**ACTIVITY:** Give the listing again exactly, omitting its images.
(DATA SUPPLIED Opens)
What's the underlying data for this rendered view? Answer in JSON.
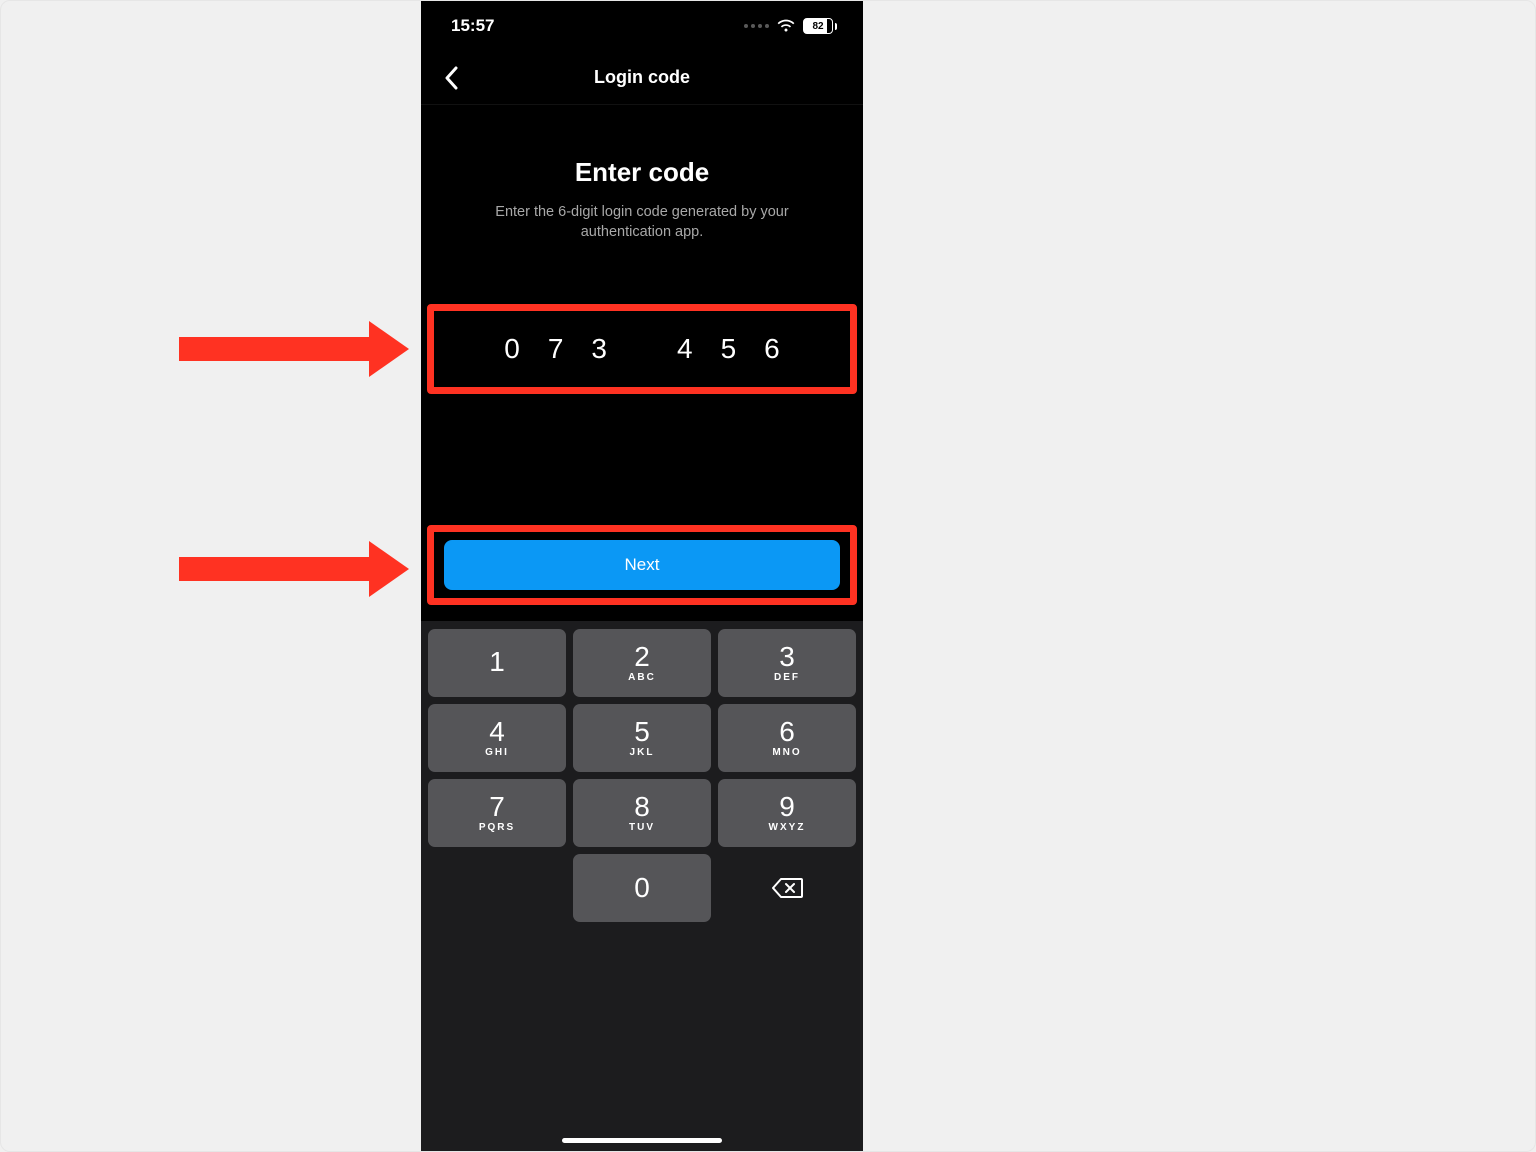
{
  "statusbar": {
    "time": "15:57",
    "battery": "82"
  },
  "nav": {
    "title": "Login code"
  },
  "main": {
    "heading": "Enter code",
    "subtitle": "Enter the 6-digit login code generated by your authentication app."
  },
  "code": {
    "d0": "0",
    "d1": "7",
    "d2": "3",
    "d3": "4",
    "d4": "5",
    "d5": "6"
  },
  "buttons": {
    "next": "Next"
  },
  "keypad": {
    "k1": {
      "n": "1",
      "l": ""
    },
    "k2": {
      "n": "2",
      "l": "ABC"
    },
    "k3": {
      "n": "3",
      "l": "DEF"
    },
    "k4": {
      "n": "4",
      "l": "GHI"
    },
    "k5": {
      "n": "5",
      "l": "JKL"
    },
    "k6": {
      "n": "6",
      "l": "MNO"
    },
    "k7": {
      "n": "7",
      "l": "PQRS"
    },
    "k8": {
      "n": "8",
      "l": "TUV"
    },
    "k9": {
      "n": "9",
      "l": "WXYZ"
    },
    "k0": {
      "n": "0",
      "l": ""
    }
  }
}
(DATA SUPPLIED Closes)
**ANSWER BOX:**
What's the underlying data for this rendered view? Answer in JSON.
{
  "statusbar": {
    "time": "15:57",
    "battery": "82"
  },
  "nav": {
    "title": "Login code"
  },
  "main": {
    "heading": "Enter code",
    "subtitle": "Enter the 6-digit login code generated by your authentication app."
  },
  "code": {
    "d0": "0",
    "d1": "7",
    "d2": "3",
    "d3": "4",
    "d4": "5",
    "d5": "6"
  },
  "buttons": {
    "next": "Next"
  },
  "keypad": {
    "k1": {
      "n": "1",
      "l": ""
    },
    "k2": {
      "n": "2",
      "l": "ABC"
    },
    "k3": {
      "n": "3",
      "l": "DEF"
    },
    "k4": {
      "n": "4",
      "l": "GHI"
    },
    "k5": {
      "n": "5",
      "l": "JKL"
    },
    "k6": {
      "n": "6",
      "l": "MNO"
    },
    "k7": {
      "n": "7",
      "l": "PQRS"
    },
    "k8": {
      "n": "8",
      "l": "TUV"
    },
    "k9": {
      "n": "9",
      "l": "WXYZ"
    },
    "k0": {
      "n": "0",
      "l": ""
    }
  }
}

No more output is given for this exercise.